“If you do that, what is the radius of the planet able to be before the deepest water is under so much pressure it turns to ice? One of the reasons I enjoyed writing this section is I just naively did the calculations and said, ‘OK, how deep is the water?’ But then I thought: ‘Wait a second, as you go closer to the center there’s less of a force of gravity because there’s less stuff,’” says Johnson. “If you go to the perfect center of a planet there’s no force of gravity because on all sides it would be pulling it towards it, so there’s no force of gravity. This means that the pressure behaves in a more complicated fashion as compared to my initial approach.”

Then he had to redo his calculations.

More Star Words

September 8, 2017

This time it’s from the conclusion to TPM’s big action scene:

And what a great line; what a great delivery. Steady but carrying an edge of contempt. Taking all his threats and throwing them back in his face. I love, too, that Padmé is physically much smaller, yet somehow manages to stare down her foe. Just a fantastic moment all around. The other battles of Episode I’s finale are, arguably, more fun to watch, more eye-catching and intense. But this ending might be the most satisfying. After all the Viceroy’s confident taunts, he must admit defeat in the face of a fierce, tiny fourteen-year-old queen.

 

Video: What If Anakin Went To Utapau

September 8, 2017

I haven’t highlighted The Prequels Channel on YouTube (though I have it under the blogroll links) because it posts videos very frequently.  But I thought I’d highlight this “what if” video:

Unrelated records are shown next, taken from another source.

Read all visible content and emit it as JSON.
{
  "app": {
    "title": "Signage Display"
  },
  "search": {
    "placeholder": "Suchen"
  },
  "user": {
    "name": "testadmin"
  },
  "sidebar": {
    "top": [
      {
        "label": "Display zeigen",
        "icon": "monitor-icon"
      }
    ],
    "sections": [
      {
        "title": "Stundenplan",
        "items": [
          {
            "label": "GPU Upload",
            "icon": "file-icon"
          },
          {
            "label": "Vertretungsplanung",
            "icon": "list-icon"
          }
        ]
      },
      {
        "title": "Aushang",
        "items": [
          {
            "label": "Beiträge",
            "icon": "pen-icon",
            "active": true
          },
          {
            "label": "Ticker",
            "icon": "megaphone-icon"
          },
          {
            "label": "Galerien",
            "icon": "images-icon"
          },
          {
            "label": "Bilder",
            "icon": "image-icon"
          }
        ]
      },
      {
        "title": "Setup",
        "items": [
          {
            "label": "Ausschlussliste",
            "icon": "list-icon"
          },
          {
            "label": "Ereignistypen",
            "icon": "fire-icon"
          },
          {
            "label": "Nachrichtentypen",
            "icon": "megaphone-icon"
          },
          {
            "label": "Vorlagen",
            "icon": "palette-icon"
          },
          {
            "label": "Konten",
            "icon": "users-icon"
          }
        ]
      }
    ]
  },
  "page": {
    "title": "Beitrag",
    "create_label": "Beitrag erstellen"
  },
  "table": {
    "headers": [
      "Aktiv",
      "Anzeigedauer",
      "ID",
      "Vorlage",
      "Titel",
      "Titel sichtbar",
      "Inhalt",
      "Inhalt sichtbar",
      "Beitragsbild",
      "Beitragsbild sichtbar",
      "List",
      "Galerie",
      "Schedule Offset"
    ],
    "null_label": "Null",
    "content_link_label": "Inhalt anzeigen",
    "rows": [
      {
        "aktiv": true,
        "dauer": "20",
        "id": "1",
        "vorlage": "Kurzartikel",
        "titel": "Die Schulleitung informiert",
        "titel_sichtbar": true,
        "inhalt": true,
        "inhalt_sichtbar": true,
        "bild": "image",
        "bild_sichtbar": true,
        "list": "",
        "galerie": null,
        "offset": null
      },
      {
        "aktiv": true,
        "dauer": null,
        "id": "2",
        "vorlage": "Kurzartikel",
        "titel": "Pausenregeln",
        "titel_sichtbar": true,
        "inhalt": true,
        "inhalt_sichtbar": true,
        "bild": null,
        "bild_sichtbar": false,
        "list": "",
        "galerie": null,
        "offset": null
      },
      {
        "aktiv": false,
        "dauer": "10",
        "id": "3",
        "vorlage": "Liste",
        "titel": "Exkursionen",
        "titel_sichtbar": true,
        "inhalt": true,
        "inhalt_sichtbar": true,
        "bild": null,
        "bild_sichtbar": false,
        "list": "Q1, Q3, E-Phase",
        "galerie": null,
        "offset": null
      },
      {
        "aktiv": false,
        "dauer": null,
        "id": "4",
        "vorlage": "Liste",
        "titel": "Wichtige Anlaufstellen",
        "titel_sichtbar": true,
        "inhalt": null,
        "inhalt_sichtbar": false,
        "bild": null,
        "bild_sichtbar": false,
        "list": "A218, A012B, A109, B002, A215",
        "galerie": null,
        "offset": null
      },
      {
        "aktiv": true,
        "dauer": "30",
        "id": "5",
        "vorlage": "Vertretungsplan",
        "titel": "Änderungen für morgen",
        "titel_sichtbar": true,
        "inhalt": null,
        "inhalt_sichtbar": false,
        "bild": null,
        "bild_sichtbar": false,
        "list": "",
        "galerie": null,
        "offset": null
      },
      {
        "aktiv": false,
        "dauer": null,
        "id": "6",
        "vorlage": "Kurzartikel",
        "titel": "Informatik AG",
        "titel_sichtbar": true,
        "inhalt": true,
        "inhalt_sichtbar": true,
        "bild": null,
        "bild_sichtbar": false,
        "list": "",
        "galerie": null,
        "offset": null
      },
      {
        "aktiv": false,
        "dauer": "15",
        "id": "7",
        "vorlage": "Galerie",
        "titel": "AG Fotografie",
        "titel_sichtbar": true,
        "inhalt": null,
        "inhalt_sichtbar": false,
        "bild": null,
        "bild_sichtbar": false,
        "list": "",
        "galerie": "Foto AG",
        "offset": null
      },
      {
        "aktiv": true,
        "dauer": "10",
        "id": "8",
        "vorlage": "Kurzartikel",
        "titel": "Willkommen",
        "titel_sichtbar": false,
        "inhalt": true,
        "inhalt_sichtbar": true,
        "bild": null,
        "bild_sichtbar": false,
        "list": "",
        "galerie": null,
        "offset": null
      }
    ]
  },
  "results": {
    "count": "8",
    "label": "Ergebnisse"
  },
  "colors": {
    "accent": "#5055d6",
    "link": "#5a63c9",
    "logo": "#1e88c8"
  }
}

NASCAR Driver Talks TPM

September 3, 2017

NASCAR racer Ryan Blaney was quoted in an interview about how he became a Star Wars fan:

“I was probably six or seven when Phantom Menace came out,” Blaney said to FanSided via email. “That’s the age as a kid when you start figuring out what you like and don’t like. I enjoyed it right away and saw Attack of the Clones and Revenge of the Sith right when they came out. I discovered the originals when I was a little bit older, and it’s always something I’ve been intrigued by. I did enjoy it right away, and it was pretty cool how it worked out because it was unique timing that I was able to get into it at an early age when your mind is developing.””

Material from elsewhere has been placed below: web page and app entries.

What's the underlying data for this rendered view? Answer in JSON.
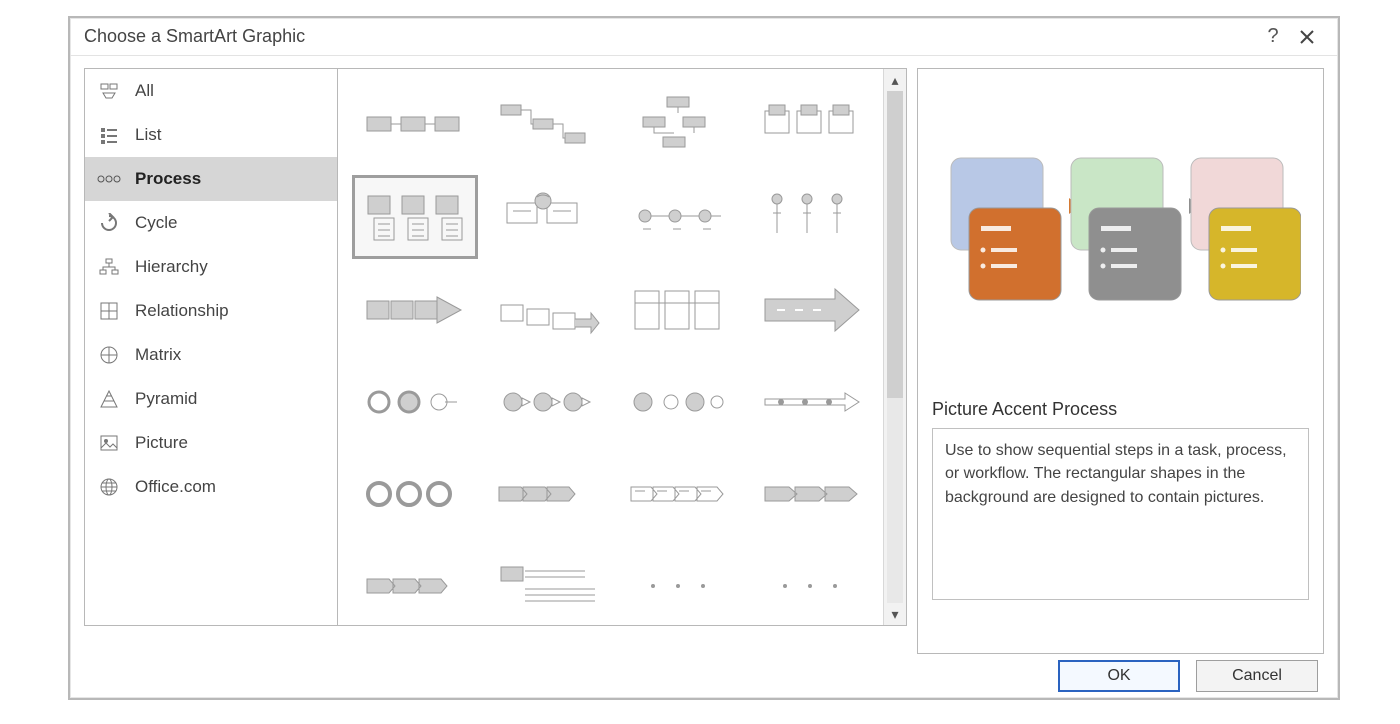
{
  "dialog": {
    "title": "Choose a SmartArt Graphic",
    "help_tooltip": "?",
    "close_tooltip": "×"
  },
  "categories": [
    {
      "icon": "all",
      "label": "All",
      "selected": false
    },
    {
      "icon": "list",
      "label": "List",
      "selected": false
    },
    {
      "icon": "process",
      "label": "Process",
      "selected": true
    },
    {
      "icon": "cycle",
      "label": "Cycle",
      "selected": false
    },
    {
      "icon": "hierarchy",
      "label": "Hierarchy",
      "selected": false
    },
    {
      "icon": "relationship",
      "label": "Relationship",
      "selected": false
    },
    {
      "icon": "matrix",
      "label": "Matrix",
      "selected": false
    },
    {
      "icon": "pyramid",
      "label": "Pyramid",
      "selected": false
    },
    {
      "icon": "picture",
      "label": "Picture",
      "selected": false
    },
    {
      "icon": "officecom",
      "label": "Office.com",
      "selected": false
    }
  ],
  "gallery": {
    "selected_index": 4,
    "thumbs": [
      "basic-process",
      "step-down-process",
      "descending-process",
      "picture-strip-process",
      "picture-accent-process",
      "alternating-picture-blocks",
      "circle-accent-timeline",
      "vertical-accent-list",
      "block-process-arrow",
      "staggered-process",
      "segmented-process",
      "arrow-process",
      "circle-process",
      "chevron-circles",
      "connected-circles",
      "timeline-arrow",
      "ring-process",
      "chevron-list",
      "chevron-accent",
      "basic-chevron",
      "closed-chevron",
      "detailed-process",
      "dots-a",
      "dots-b"
    ]
  },
  "preview": {
    "name": "Picture Accent Process",
    "description": "Use to show sequential steps in a task, process, or workflow. The rectangular shapes in the background are designed to contain pictures.",
    "swatches": [
      {
        "back": "#b8c8e6",
        "front": "#d1702e"
      },
      {
        "back": "#c9e6c6",
        "front": "#8f8f8f"
      },
      {
        "back": "#f1d8d8",
        "front": "#d6b62a"
      }
    ]
  },
  "buttons": {
    "ok": "OK",
    "cancel": "Cancel"
  }
}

Anakin and Obi-Wan Reunited On Clone Wars Conversations

September 2, 2017

Check out part one of James Arnold Taylor’s chat with Matt Lanter on his Clone Wars Conversations web series.

TPM Still One Of The “Leggiest” Blockbusters

September 2, 2017

Believe me, it probably made Forbes’s Scott Mendelson cry to realize this:

As George Lucas said when promoting Attack of the Clones(paraphrasing): “I made More American Graffiti, I know what happens when people don’t like a sequel, no one goes.” But audiences did go and see The Phantom Menace in theaters that summer. More importantly, at least to the conventional wisdom that folks hated the movie as much as the hardcore fan base did, that movie didn’t just snag a huge total box office sum 18.5 years ago. It played all summer long, becoming one of the leggiest blockbusters of the modern era.

Just to add to this, TPM was playing somewhere in the Washington, D.C. metro area from May 1999 to January 2000. This includes its initial run, the discount theater/drafthouse run, and the charity run in December 1999 that in some places extended past the new year. I’m aware of contractual obligations some theaters had to run it so many weeks at a minimum but just because it was there didn’t mean people weren’t seeing it.